(Work request):
Every line below that contains the word "JSON" must be copied.

(Data for processing):

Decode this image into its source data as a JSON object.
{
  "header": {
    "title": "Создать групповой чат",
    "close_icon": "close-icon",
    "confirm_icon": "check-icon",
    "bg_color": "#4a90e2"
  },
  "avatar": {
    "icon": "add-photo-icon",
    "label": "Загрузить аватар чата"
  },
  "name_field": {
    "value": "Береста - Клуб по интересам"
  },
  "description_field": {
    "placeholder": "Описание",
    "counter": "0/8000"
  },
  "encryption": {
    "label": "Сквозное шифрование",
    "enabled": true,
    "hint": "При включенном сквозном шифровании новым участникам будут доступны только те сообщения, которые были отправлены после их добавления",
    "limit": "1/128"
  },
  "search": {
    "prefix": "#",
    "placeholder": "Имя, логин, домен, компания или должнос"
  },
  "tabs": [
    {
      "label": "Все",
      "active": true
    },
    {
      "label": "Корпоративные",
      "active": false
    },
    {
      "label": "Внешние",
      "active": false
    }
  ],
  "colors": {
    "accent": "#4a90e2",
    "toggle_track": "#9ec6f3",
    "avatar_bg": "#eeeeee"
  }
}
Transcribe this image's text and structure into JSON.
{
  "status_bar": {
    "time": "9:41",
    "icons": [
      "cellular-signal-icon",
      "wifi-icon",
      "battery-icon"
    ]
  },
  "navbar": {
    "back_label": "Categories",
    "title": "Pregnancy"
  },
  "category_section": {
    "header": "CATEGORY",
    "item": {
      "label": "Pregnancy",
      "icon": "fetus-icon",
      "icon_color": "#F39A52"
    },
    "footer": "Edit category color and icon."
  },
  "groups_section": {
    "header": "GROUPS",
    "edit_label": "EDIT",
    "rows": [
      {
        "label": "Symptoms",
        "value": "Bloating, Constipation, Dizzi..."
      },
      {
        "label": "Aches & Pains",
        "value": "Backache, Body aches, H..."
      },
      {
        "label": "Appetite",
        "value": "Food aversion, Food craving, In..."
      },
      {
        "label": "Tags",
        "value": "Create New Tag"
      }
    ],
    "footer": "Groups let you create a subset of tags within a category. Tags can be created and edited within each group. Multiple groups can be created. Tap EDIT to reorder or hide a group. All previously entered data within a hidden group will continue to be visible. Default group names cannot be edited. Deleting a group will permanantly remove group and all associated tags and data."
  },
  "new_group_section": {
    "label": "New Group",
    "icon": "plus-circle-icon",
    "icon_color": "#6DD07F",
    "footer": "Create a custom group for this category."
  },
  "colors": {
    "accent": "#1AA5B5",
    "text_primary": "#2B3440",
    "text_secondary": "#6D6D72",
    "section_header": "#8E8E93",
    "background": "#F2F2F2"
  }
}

(Completed task):
Decode this image into its source data as a JSON object.
Transcribe this image's text and structure into JSON.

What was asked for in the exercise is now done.